THE TASK:
The entries need to be copied exactly as they stand, images left out.

═══ DATA PROVIDED ═══

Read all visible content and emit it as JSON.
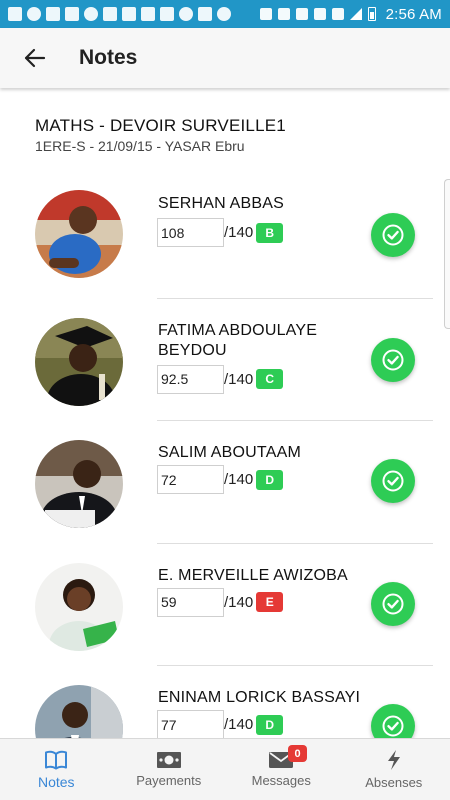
{
  "status_bar": {
    "time": "2:56 AM"
  },
  "app_bar": {
    "title": "Notes"
  },
  "exam": {
    "title": "MATHS - DEVOIR SURVEILLE1",
    "subtitle": "1ERE-S - 21/09/15 - YASAR Ebru"
  },
  "students": [
    {
      "name": "SERHAN ABBAS",
      "grade": "108",
      "max": "/140",
      "letter": "B",
      "letter_color": "green"
    },
    {
      "name": "FATIMA ABDOULAYE BEYDOU",
      "grade": "92.5",
      "max": "/140",
      "letter": "C",
      "letter_color": "green"
    },
    {
      "name": "SALIM ABOUTAAM",
      "grade": "72",
      "max": "/140",
      "letter": "D",
      "letter_color": "green"
    },
    {
      "name": "E. MERVEILLE AWIZOBA",
      "grade": "59",
      "max": "/140",
      "letter": "E",
      "letter_color": "red"
    },
    {
      "name": "ENINAM LORICK BASSAYI",
      "grade": "77",
      "max": "/140",
      "letter": "D",
      "letter_color": "green"
    }
  ],
  "bottom_nav": {
    "items": [
      {
        "label": "Notes",
        "icon": "book-icon",
        "active": true
      },
      {
        "label": "Payements",
        "icon": "money-icon",
        "active": false
      },
      {
        "label": "Messages",
        "icon": "mail-icon",
        "active": false,
        "badge": "0"
      },
      {
        "label": "Absenses",
        "icon": "lightning-icon",
        "active": false
      }
    ]
  },
  "colors": {
    "status_bar": "#2196c7",
    "success": "#2ecc55",
    "danger": "#e53935",
    "active_nav": "#3a87d6"
  }
}
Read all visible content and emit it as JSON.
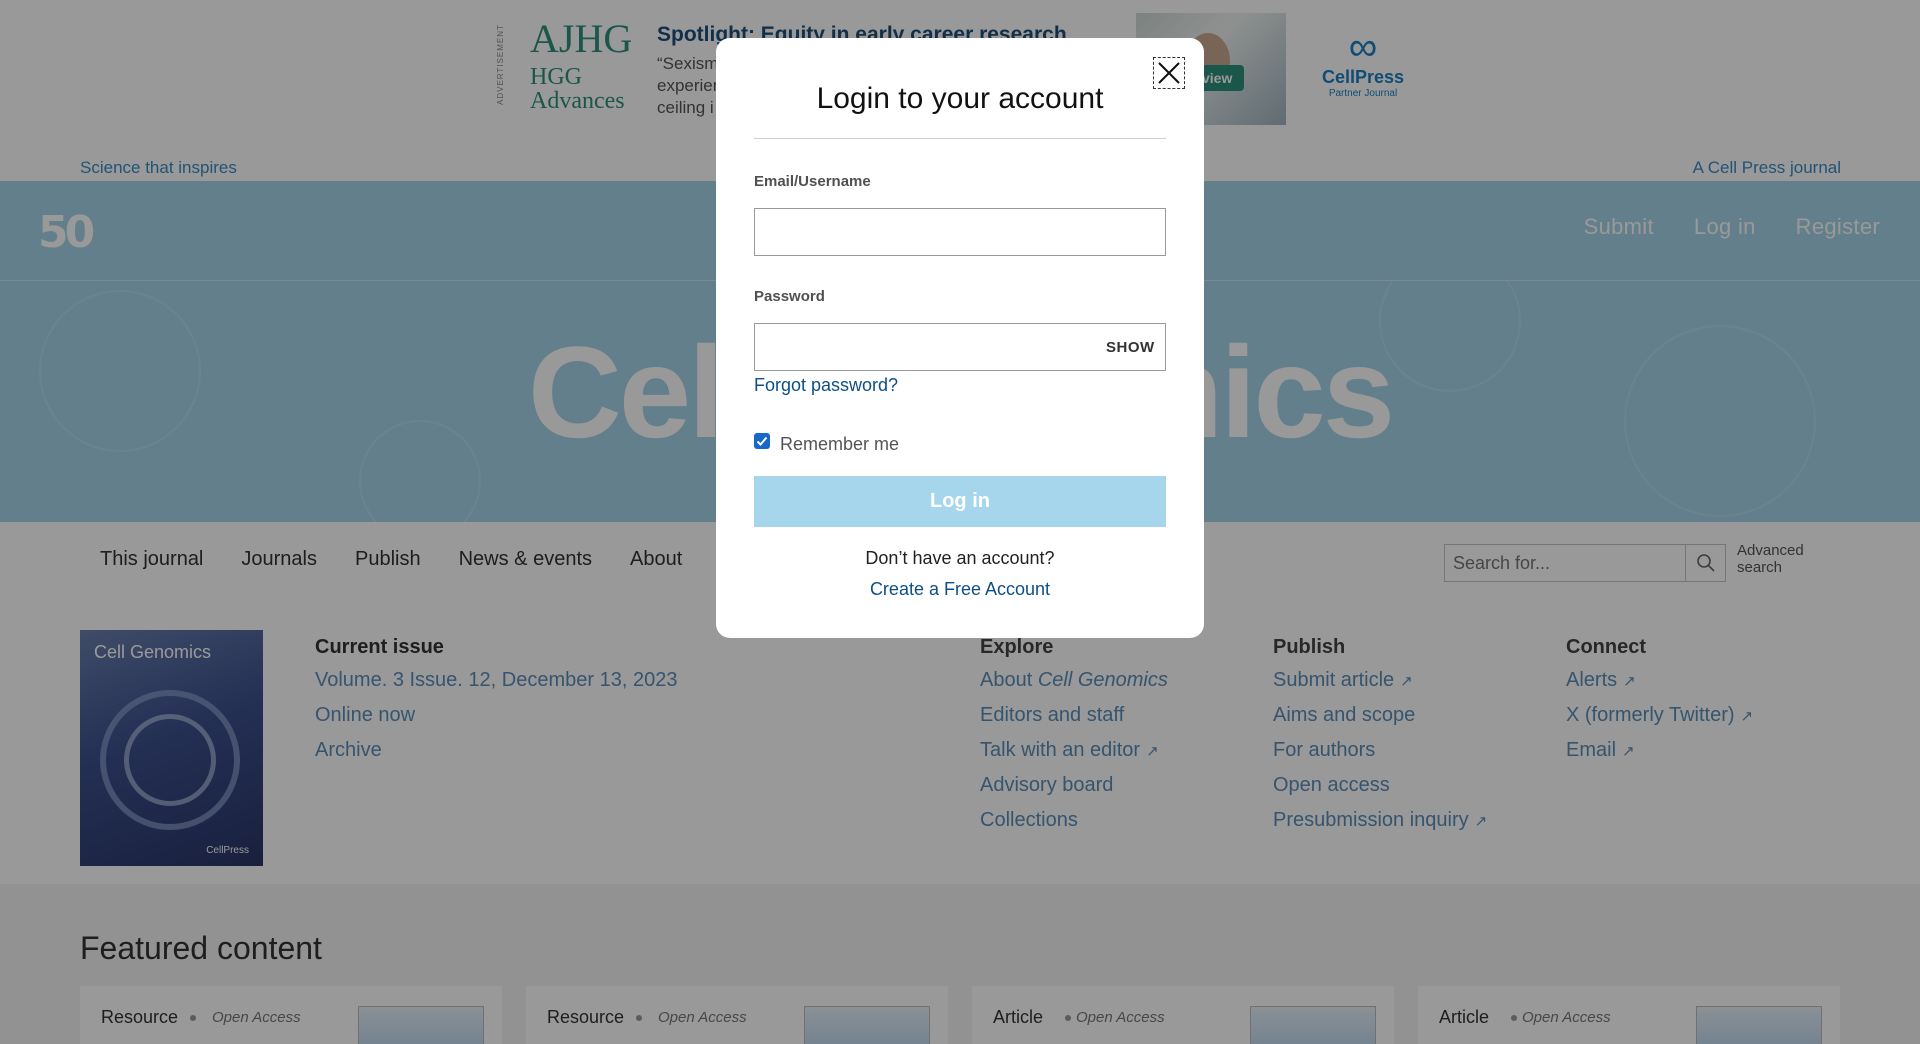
{
  "ad": {
    "tag": "ADVERTISEMENT",
    "logo_line1": "AJHG",
    "logo_line2": "HGG",
    "logo_line3": "Advances",
    "title": "Spotlight: Equity in early career research",
    "body": "“Sexism experienced ceiling i",
    "preview_label": "view",
    "partner_name": "CellPress",
    "partner_sub": "Partner Journal"
  },
  "tagline": "Science that inspires",
  "journal_of": "A Cell Press journal",
  "header": {
    "logo": "50",
    "nav": [
      "Submit",
      "Log in",
      "Register"
    ]
  },
  "hero_title": "Cell Genomics",
  "subnav": {
    "items": [
      "This journal",
      "Journals",
      "Publish",
      "News & events",
      "About"
    ],
    "search_placeholder": "Search for...",
    "advanced_line1": "Advanced",
    "advanced_line2": "search"
  },
  "cover": {
    "title": "Cell Genomics",
    "publisher": "CellPress"
  },
  "issue": {
    "heading": "Current issue",
    "volume": "Volume. 3 Issue. 12, December 13, 2023",
    "online": "Online now",
    "archive": "Archive"
  },
  "explore": {
    "heading": "Explore",
    "about_prefix": "About ",
    "about_italic": "Cell Genomics",
    "items": [
      "Editors and staff",
      "Talk with an editor",
      "Advisory board",
      "Collections"
    ]
  },
  "publish": {
    "heading": "Publish",
    "items": [
      "Submit article",
      "Aims and scope",
      "For authors",
      "Open access",
      "Presubmission inquiry"
    ]
  },
  "connect": {
    "heading": "Connect",
    "items": [
      "Alerts",
      "X (formerly Twitter)",
      "Email"
    ]
  },
  "external_glyph": "↗",
  "featured": {
    "title": "Featured content",
    "cards": [
      {
        "type": "Resource",
        "access": "Open Access"
      },
      {
        "type": "Resource",
        "access": "Open Access"
      },
      {
        "type": "Article",
        "access": "Open Access"
      },
      {
        "type": "Article",
        "access": "Open Access"
      }
    ]
  },
  "modal": {
    "title": "Login to your account",
    "email_label": "Email/Username",
    "email_value": "",
    "password_label": "Password",
    "password_value": "",
    "show_label": "SHOW",
    "forgot_label": "Forgot password?",
    "remember_label": "Remember me",
    "remember_checked": true,
    "login_label": "Log in",
    "no_account": "Don’t have an account?",
    "create_label": "Create a Free Account"
  },
  "colors": {
    "brand_blue": "#a5d4ea",
    "link_blue": "#0d4f86",
    "checkbox_blue": "#1668c9"
  },
  "icons": {
    "close": "close-icon",
    "search": "search-icon",
    "checkbox": "check-icon"
  }
}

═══

OUTPUT:
Read all visible content and emit it as JSON.
{
  "status_bar": {
    "time": "2:56 AM"
  },
  "app_bar": {
    "title": "Notes"
  },
  "exam": {
    "title": "MATHS - DEVOIR SURVEILLE1",
    "subtitle": "1ERE-S - 21/09/15 - YASAR Ebru"
  },
  "students": [
    {
      "name": "SERHAN ABBAS",
      "grade": "108",
      "max": "/140",
      "letter": "B",
      "letter_color": "green"
    },
    {
      "name": "FATIMA ABDOULAYE BEYDOU",
      "grade": "92.5",
      "max": "/140",
      "letter": "C",
      "letter_color": "green"
    },
    {
      "name": "SALIM ABOUTAAM",
      "grade": "72",
      "max": "/140",
      "letter": "D",
      "letter_color": "green"
    },
    {
      "name": "E. MERVEILLE AWIZOBA",
      "grade": "59",
      "max": "/140",
      "letter": "E",
      "letter_color": "red"
    },
    {
      "name": "ENINAM LORICK BASSAYI",
      "grade": "77",
      "max": "/140",
      "letter": "D",
      "letter_color": "green"
    }
  ],
  "bottom_nav": {
    "items": [
      {
        "label": "Notes",
        "icon": "book-icon",
        "active": true
      },
      {
        "label": "Payements",
        "icon": "money-icon",
        "active": false
      },
      {
        "label": "Messages",
        "icon": "mail-icon",
        "active": false,
        "badge": "0"
      },
      {
        "label": "Absenses",
        "icon": "lightning-icon",
        "active": false
      }
    ]
  },
  "colors": {
    "status_bar": "#2196c7",
    "success": "#2ecc55",
    "danger": "#e53935",
    "active_nav": "#3a87d6"
  }
}
Read all visible content and emit it as JSON.
{
  "ad": {
    "tag": "ADVERTISEMENT",
    "logo_line1": "AJHG",
    "logo_line2": "HGG",
    "logo_line3": "Advances",
    "title": "Spotlight: Equity in early career research",
    "body": "“Sexism experienced ceiling i",
    "preview_label": "view",
    "partner_name": "CellPress",
    "partner_sub": "Partner Journal"
  },
  "tagline": "Science that inspires",
  "journal_of": "A Cell Press journal",
  "header": {
    "logo": "50",
    "nav": [
      "Submit",
      "Log in",
      "Register"
    ]
  },
  "hero_title": "Cell Genomics",
  "subnav": {
    "items": [
      "This journal",
      "Journals",
      "Publish",
      "News & events",
      "About"
    ],
    "search_placeholder": "Search for...",
    "advanced_line1": "Advanced",
    "advanced_line2": "search"
  },
  "cover": {
    "title": "Cell Genomics",
    "publisher": "CellPress"
  },
  "issue": {
    "heading": "Current issue",
    "volume": "Volume. 3 Issue. 12, December 13, 2023",
    "online": "Online now",
    "archive": "Archive"
  },
  "explore": {
    "heading": "Explore",
    "about_prefix": "About ",
    "about_italic": "Cell Genomics",
    "items": [
      "Editors and staff",
      "Talk with an editor",
      "Advisory board",
      "Collections"
    ]
  },
  "publish": {
    "heading": "Publish",
    "items": [
      "Submit article",
      "Aims and scope",
      "For authors",
      "Open access",
      "Presubmission inquiry"
    ]
  },
  "connect": {
    "heading": "Connect",
    "items": [
      "Alerts",
      "X (formerly Twitter)",
      "Email"
    ]
  },
  "external_glyph": "↗",
  "featured": {
    "title": "Featured content",
    "cards": [
      {
        "type": "Resource",
        "access": "Open Access"
      },
      {
        "type": "Resource",
        "access": "Open Access"
      },
      {
        "type": "Article",
        "access": "Open Access"
      },
      {
        "type": "Article",
        "access": "Open Access"
      }
    ]
  },
  "modal": {
    "title": "Login to your account",
    "email_label": "Email/Username",
    "email_value": "",
    "password_label": "Password",
    "password_value": "",
    "show_label": "SHOW",
    "forgot_label": "Forgot password?",
    "remember_label": "Remember me",
    "remember_checked": true,
    "login_label": "Log in",
    "no_account": "Don’t have an account?",
    "create_label": "Create a Free Account"
  },
  "colors": {
    "brand_blue": "#a5d4ea",
    "link_blue": "#0d4f86",
    "checkbox_blue": "#1668c9"
  },
  "icons": {
    "close": "close-icon",
    "search": "search-icon",
    "checkbox": "check-icon"
  }
}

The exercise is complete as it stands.